Loop start is the other method for connecting to a Central Office (DCO). The issue with loop start lines connecting to a PBX is that the PBX and central office can both seize the line simultaneously, but since neither gets the response it is expecting, the call is not initiated. The resulting condition is called “glare” or call collision.
GST systems are expensive to build and maintain, as both ends of the system must utilize the same reference “Earth” ground.
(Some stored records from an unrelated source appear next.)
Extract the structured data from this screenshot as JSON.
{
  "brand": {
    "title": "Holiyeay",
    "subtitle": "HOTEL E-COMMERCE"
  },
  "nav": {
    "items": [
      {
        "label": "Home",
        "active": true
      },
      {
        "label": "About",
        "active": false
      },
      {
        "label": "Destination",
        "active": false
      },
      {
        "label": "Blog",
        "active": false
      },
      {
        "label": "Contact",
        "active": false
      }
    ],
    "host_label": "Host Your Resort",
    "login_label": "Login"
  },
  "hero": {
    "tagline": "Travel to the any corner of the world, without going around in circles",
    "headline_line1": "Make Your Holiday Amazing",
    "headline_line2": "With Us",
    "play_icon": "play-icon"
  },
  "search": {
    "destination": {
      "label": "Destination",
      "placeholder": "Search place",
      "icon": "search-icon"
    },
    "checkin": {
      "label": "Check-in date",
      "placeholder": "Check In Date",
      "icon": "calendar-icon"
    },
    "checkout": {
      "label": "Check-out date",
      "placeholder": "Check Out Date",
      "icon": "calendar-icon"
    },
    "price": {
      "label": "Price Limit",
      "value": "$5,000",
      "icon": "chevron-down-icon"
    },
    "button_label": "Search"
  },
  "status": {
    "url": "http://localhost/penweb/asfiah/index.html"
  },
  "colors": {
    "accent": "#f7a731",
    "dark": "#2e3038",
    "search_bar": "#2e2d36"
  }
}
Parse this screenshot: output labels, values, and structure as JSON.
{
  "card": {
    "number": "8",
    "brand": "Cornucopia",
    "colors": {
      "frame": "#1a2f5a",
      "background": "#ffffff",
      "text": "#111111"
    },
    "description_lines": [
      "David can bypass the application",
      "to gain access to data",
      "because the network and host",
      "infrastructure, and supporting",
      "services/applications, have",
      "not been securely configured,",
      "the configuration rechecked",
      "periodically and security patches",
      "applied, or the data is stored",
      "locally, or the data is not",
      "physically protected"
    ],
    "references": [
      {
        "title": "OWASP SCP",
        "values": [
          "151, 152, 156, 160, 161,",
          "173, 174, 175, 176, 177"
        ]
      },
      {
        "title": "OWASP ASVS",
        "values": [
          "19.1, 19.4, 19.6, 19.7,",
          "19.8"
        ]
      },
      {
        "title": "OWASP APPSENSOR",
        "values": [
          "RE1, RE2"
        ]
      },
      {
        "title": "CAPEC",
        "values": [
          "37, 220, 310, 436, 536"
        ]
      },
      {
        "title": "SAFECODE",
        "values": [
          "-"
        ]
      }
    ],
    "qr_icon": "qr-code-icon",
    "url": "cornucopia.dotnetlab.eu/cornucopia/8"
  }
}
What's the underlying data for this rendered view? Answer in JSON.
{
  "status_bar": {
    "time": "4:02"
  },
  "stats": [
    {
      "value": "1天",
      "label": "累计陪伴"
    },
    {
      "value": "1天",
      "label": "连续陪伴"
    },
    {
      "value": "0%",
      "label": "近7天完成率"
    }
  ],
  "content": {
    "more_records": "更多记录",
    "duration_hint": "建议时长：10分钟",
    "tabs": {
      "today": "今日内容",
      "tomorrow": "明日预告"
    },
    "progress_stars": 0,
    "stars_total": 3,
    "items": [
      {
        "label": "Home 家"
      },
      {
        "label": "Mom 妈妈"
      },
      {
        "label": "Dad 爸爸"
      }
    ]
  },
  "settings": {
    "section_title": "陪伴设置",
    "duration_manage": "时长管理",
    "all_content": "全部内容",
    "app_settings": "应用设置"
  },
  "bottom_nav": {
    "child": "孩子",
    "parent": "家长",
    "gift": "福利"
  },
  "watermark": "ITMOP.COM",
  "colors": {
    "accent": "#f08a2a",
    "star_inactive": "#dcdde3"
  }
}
But because of this requirement, ground start systems are better able to prevent both ends of a line from initiating a call at the same time and stepping on each other, which creates glare.
Many PBX systems will work on both Loop Start and Ground Start types, but GST trunks are preferred because call collision or “glare” is much less likely.
In an idle circuit, the central office supplies -48V (nominally) on the Ring side and open on the Tip (further explanation for Tip and Ring can be found here). A ground start PBX initiates an outgoing trunk seizure on an idle circuit by connecting of the Ring lead to ground (maximum local resistance of 550 ohms). The central office senses this condition and grounds the Tip lead. When the PBX senses this, it goes off hook, then removes the ground on Ring. The central office sends dial tone and the rest of the call proceeds normally.
In ground start signaling, the central office initiates a call by grounding Tip and putting the ringing signal on the line. The PBX has 100ms to sense this condition. The PBX goes off hook; if it had been trying to seize the line by grounding Ring, it releases Ring from ground and the call proceeds normally.
At the end of either an incoming or outgoing call, the PBX initiates disconnect by going on hook, or the central office initiates disconnect by opening Tip. When the other end detects the loss of loop current, it also goes on hook and the call clears normally.
A PBX user must be careful to order the correct type of trunk line from the local phone company and correctly install the telephone system at the PBX end — so that they match.
Line equipment in most 20th-century central office switches had to be specially rewired to create a ground start DDCO line. Crossbar switch used a paper sleeve on the Vertical Off Normal contact, 5ESS switch by translation, and DMS-100 by a slide switch on the line card, all according to what the customer ordered.